→ **Problem to solve**
Write the records below out in full, character for character, with no pictures.

→ **Excerpted records**
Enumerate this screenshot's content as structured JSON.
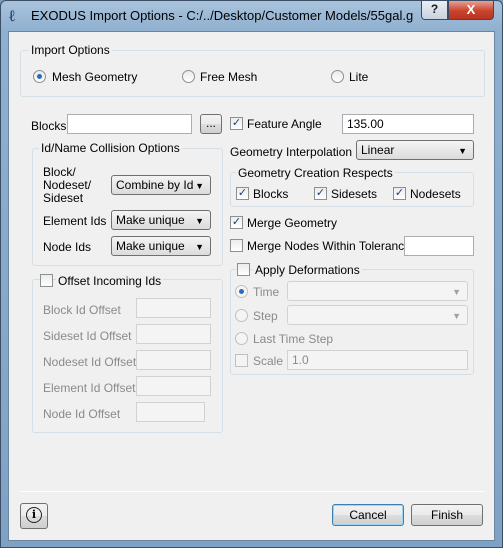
{
  "window": {
    "title": "EXODUS Import Options - C:/../Desktop/Customer Models/55gal.g",
    "help_button": "?",
    "close_button": "X"
  },
  "import_options": {
    "title": "Import Options",
    "mesh_geometry": "Mesh Geometry",
    "free_mesh": "Free Mesh",
    "lite": "Lite",
    "selected": "Mesh Geometry"
  },
  "blocks": {
    "label": "Blocks",
    "value": "",
    "browse_label": "..."
  },
  "feature_angle": {
    "label": "Feature Angle",
    "checked": true,
    "value": "135.00"
  },
  "collision": {
    "title": "Id/Name Collision Options",
    "block_label_1": "Block/",
    "block_label_2": "Nodeset/",
    "block_label_3": "Sideset",
    "block_value": "Combine by Id",
    "element_ids_label": "Element Ids",
    "element_ids_value": "Make unique",
    "node_ids_label": "Node Ids",
    "node_ids_value": "Make unique"
  },
  "geometry_interpolation": {
    "label": "Geometry Interpolation",
    "value": "Linear"
  },
  "creation_respects": {
    "title": "Geometry Creation Respects",
    "blocks": "Blocks",
    "sidesets": "Sidesets",
    "nodesets": "Nodesets"
  },
  "merge_geometry": {
    "label": "Merge Geometry",
    "checked": true
  },
  "merge_nodes": {
    "label": "Merge Nodes Within Tolerance",
    "checked": false,
    "value": ""
  },
  "offset": {
    "label": "Offset Incoming Ids",
    "checked": false,
    "block": "Block Id Offset",
    "sideset": "Sideset Id Offset",
    "nodeset": "Nodeset Id Offset",
    "element": "Element Id Offset",
    "node": "Node Id Offset"
  },
  "deformations": {
    "label": "Apply Deformations",
    "checked": false,
    "time": "Time",
    "step": "Step",
    "last_time_step": "Last Time Step",
    "scale": "Scale",
    "scale_value": "1.0"
  },
  "footer": {
    "info_icon": "i",
    "cancel": "Cancel",
    "finish": "Finish"
  }
}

→ **Output**
Enumerate this screenshot's content as structured JSON.
{
  "window": {
    "title": "EXODUS Import Options - C:/../Desktop/Customer Models/55gal.g",
    "help_button": "?",
    "close_button": "X"
  },
  "import_options": {
    "title": "Import Options",
    "mesh_geometry": "Mesh Geometry",
    "free_mesh": "Free Mesh",
    "lite": "Lite",
    "selected": "Mesh Geometry"
  },
  "blocks": {
    "label": "Blocks",
    "value": "",
    "browse_label": "..."
  },
  "feature_angle": {
    "label": "Feature Angle",
    "checked": true,
    "value": "135.00"
  },
  "collision": {
    "title": "Id/Name Collision Options",
    "block_label_1": "Block/",
    "block_label_2": "Nodeset/",
    "block_label_3": "Sideset",
    "block_value": "Combine by Id",
    "element_ids_label": "Element Ids",
    "element_ids_value": "Make unique",
    "node_ids_label": "Node Ids",
    "node_ids_value": "Make unique"
  },
  "geometry_interpolation": {
    "label": "Geometry Interpolation",
    "value": "Linear"
  },
  "creation_respects": {
    "title": "Geometry Creation Respects",
    "blocks": "Blocks",
    "sidesets": "Sidesets",
    "nodesets": "Nodesets"
  },
  "merge_geometry": {
    "label": "Merge Geometry",
    "checked": true
  },
  "merge_nodes": {
    "label": "Merge Nodes Within Tolerance",
    "checked": false,
    "value": ""
  },
  "offset": {
    "label": "Offset Incoming Ids",
    "checked": false,
    "block": "Block Id Offset",
    "sideset": "Sideset Id Offset",
    "nodeset": "Nodeset Id Offset",
    "element": "Element Id Offset",
    "node": "Node Id Offset"
  },
  "deformations": {
    "label": "Apply Deformations",
    "checked": false,
    "time": "Time",
    "step": "Step",
    "last_time_step": "Last Time Step",
    "scale": "Scale",
    "scale_value": "1.0"
  },
  "footer": {
    "info_icon": "i",
    "cancel": "Cancel",
    "finish": "Finish"
  }
}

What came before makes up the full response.